Estate of Dolan

Annotate this Case
[Civ. No. 9439. Third Dist. Apr. 15, 1959.]

Estate of LULU DOLAN, Deceased. MAE MARIA WILSON, Appellant, v. BERTHA E. SCHNAUSS, as Administratrix, etc., et al., Respondents.

COUNSEL

David F. Roddan for Appellant.

Downey, Brand, Seymour & Rohwer, John F. Downey and Robert W. Baker for Respondents. [169 Cal. App. 2d 629]

OPINION

PEEK, J.

Frank E. Dolan, predeceased husband of Lulu E. Dolan, was an adopted person. Lulu died February 17, 1956. A portion of the property in her estate was formerly the community property of herself and Frank. The petitioner, Mae Maria Wilson, is Frank's natural sister. By this proceeding she seeks to share in Lulu's estate with the respondents, Bertha E. Schnauss and Ruby E. Lovett, the sisters of Lulu.

[1] Prior to 1955, section 257 of the Probate Code provided for reciprocal succession between the adopted child and his adoptive parents and eliminated any such right as between the child and his natural parents. By the 1955 amendment to said section, an adoptive child was deemed a descendent of the adoptive parents for all purposes. The section retained the same restrictive provision as between the adoptive child and the natural parents and added the provision "... nor does such adopted child succeed to the estate of a relative of the natural parent, nor does any relative of the natural parent succeed to the estate of an adopted child." The intent of the 1955 amendment would appear quite obvious. It corrected the inequities so well illustrated in Estate of Calhoun, 44 Cal. 2d 378 [282 P.2d 880], and placed the adoptive child upon a completely equal footing with a natural child of the adoptive parents insofar as rights of succession are concerned. And by the same token it completely removed the adopted child from his natural family so that he would no longer succeed to the estate of any of his collateral relatives, nor could they succeed to his estate.

The petitioner further argues in effect that even if section 257 be so construed, nevertheless she would take under the provisions of section 228 of the Probate Code.
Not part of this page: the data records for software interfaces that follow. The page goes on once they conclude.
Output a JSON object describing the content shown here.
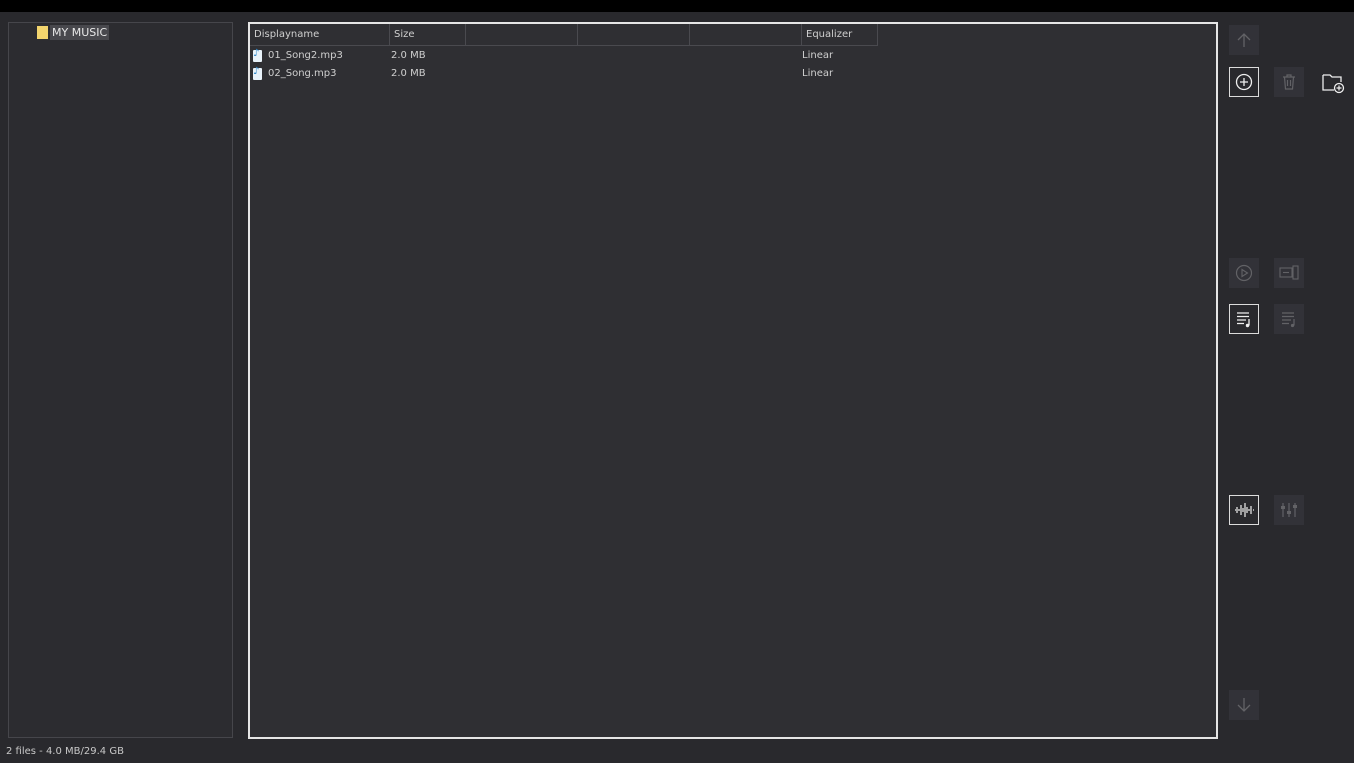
{
  "tree": {
    "root_label": "MY MUSIC"
  },
  "list": {
    "columns": [
      "Displayname",
      "Size",
      "",
      "",
      "",
      "Equalizer"
    ],
    "rows": [
      {
        "name": "01_Song2.mp3",
        "size": "2.0 MB",
        "equalizer": "Linear"
      },
      {
        "name": "02_Song.mp3",
        "size": "2.0 MB",
        "equalizer": "Linear"
      }
    ]
  },
  "toolbar": {
    "icons": {
      "up": "arrow-up-icon",
      "add": "plus-circle-icon",
      "delete": "trash-icon",
      "new_folder": "folder-plus-icon",
      "play": "play-circle-icon",
      "transfer": "device-transfer-icon",
      "playlist": "playlist-icon",
      "playlist_alt": "playlist-edit-icon",
      "waveform": "waveform-icon",
      "equalizer": "equalizer-sliders-icon",
      "down": "arrow-down-icon"
    }
  },
  "status": {
    "text": "2 files - 4.0 MB/29.4 GB"
  },
  "colors": {
    "background": "#29292d",
    "panel": "#2f2f33",
    "folder": "#f2d46d",
    "list_border": "#e6e6e6"
  }
}
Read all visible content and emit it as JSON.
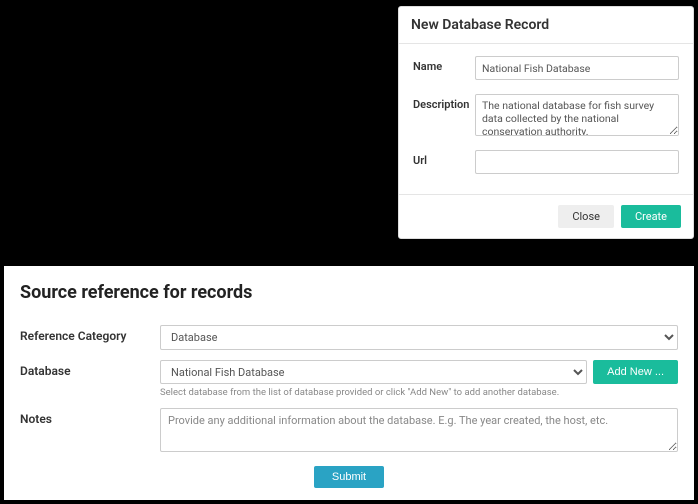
{
  "modal": {
    "title": "New Database Record",
    "name_label": "Name",
    "name_value": "National Fish Database",
    "desc_label": "Description",
    "desc_value": "The national database for fish survey data collected by the national conservation authority.",
    "url_label": "Url",
    "url_value": "",
    "close_label": "Close",
    "create_label": "Create"
  },
  "panel": {
    "title": "Source reference for records",
    "ref_cat_label": "Reference Category",
    "ref_cat_value": "Database",
    "db_label": "Database",
    "db_value": "National Fish Database",
    "db_helper": "Select database from the list of database provided or click \"Add New\" to add another database.",
    "addnew_label": "Add New ...",
    "notes_label": "Notes",
    "notes_placeholder": "Provide any additional information about the database. E.g. The year created, the host, etc.",
    "submit_label": "Submit"
  }
}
Such contention wholly ignores the obvious purpose of the 1955 amendment to section 257. As noted, by that amendment, following Frank's adoption she was no longer related to him for purposes of succession, and hence, being precluded by such amendment from establishing the necessary facts to bring her within section 228, she was not entitled to succeed to any portion of his estate.

The judgment is affirmed.

Van Dyke, P. J., and Schottky, J., concurred.